Jan 19, 2019
(I wanted to share with Charity how she was an integral part of my connection with Nate, even in the beginning when I had yet to meet and fall in love with her. So I wrote her the story. It's recorded )
Today I added hummus to my grocery apartment list. Because you like it. And I watched you two decide to add almond butter and apples to your pantry list because I like them, and they fuel me. (I felt so cared for.
Apples and almond butter.
That was the first thing Nate and I ever ate together. Apple slices out of a ziplock bag, and Justin’s Almond Butter with Honey packet while sitting on a bench in Myrtle Edwards Park.
It was sunny and warm that first day. I was wearing one of my favorite dresses - the green short wool one - because 1) I love that dress and it was warm and beautiful, and 2) Nate had mentioned he had a thing for short dresses and skirts and being able to look up them.
I didn’t want to drive him too crazy, but I did want to plant a seed in his head and let it sit there and ripen.
We were sitting instead of walking because I had walked barefoot across the grass to meet him (to ground myself) and stepped on a bee. Or wasp. Either way, ouchy.
I didn’t know he would be bringing a red umbrella, just that we would be meeting at the Rose Garden. His red umbrella made me smile the moment I saw it.
I couldn’t help but smile and open my heart a bit more as I limped over to him.
So we sat instead of walked.
I told him about some of my lovers... about Fedora Guy and our grand love affair. The one that never really ended, and that never hurt me but always, always filled me up. It is a story that still makes my heart bigger every time I think about it.
I told him how, with Fedora Guy, there was total honesty even in tough fucking situations, and there was chemistry and beauty and love and mutual respect and admiration. That’s a unique kind of love. That’s soul stuff.
And Nate responded in kind. We talked about his love, Charity, and how he met her. We talked about a trip to Ireland, and their churchy upbringing. We talked about how much of a badass human being he thinks she is, and how proud he is for the joy she has been allowing herself to have.
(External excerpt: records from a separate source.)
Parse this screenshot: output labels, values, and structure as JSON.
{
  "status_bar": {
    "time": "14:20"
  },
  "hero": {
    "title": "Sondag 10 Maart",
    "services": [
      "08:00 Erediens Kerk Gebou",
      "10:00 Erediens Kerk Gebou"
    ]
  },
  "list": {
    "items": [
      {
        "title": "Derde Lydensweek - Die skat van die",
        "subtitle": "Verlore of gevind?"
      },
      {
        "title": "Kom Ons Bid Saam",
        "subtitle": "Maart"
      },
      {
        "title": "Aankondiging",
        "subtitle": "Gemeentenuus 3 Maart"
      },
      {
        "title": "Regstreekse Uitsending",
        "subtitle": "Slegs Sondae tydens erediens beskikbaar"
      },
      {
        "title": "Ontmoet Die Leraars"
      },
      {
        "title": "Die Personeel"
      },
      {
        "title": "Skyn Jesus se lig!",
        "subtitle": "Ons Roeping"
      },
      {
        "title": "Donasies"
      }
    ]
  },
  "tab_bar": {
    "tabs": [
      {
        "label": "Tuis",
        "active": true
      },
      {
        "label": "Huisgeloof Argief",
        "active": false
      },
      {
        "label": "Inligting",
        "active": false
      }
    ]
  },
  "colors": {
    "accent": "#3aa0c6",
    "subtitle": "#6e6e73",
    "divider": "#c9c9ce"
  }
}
He believed she would be willing to leave him rather than hold him back in any way, and yet it was pretty clear that she loved him as well - the promise to leave was not simply a “I can’t handle this, goodbye” cop-out. Not that there really is such a thing.
He applauded her ability to be so honest with herself, something which I also admire since honesty and integrity are so high on my own value list.
So if she couldn’t take it, she knew she had to leave. That’s fucking brave. I felt his admiration for her, and I felt it too.
We sat on a picnic table talking for over an hour. We sat close enough to be touching, barely, but not so close that anyone would think we had something romantic going on.
I reflected on how uncharacteristically shy I was feeling. On first dates, I typically present as pretty outgoing and curious about the other, but today it felt like there were too many things going on in the real world to be so in my head.
I could feel him next to me. I could feel his aliveness.
There was a rock sitting on the picnic table.
And so, we talked about the rock. It had been warmed by the sun, and it had an unusual shape. We each held the rock. It fit so nicely in our hands, and it was a sort of by-proxy PDA. We weren’t going to hold hands, but we could each hold this rock, one at a time.
We talked about shamanism and my ability to talk to trees and the consciousness of the natural world and my studies. We talked about his beautiful daughters and how much he wanted a child, and the church where they went to pray for a child, and how happy he was when that all worked out.
As we got up to leave, I tossed the rock into the grass - and immediately felt a sense of loss. But I didn’t want to be uncool and go and find it. I figured I could always come back for it later if it still called me.
Walking up the hill to my place was delightfully awkward. We weren’t touching, but occasionally bumping into each other. I was excited to show him my place. We had been talking over the course of a few months, and he had seen me go from fear about where I was going to live and the cost of living in the city, to lining up with living in my favorite neighborhood and dreaming myself into an amazing space with one of my favorite people - literally a dream I had been having for over a year. And this was the first time he was going to get to see it.
I let us in the door and chuckled silently as I walked up the stairs in front of him, knowing my dress would give him just the smallest peak of what was underneath. I paused at the top of the stairs, out of his path, and turned around silently, waiting for him to take it all in.
You see, one of my favorite things about my new apartment is the TARDIS moment. The moment as people walk up my stairs and begin to take in the whole room, and then slowly turn and see the view of the water out the big glass door. I call it the TARDIS moment because it usually looks and sounds a lot like what happens when people first walk into the TARDIS… stop dead in their tracks… pause… jaw hits the floor… “It’s bigger on the inside!” (Or “It’s smaller on the outside!”)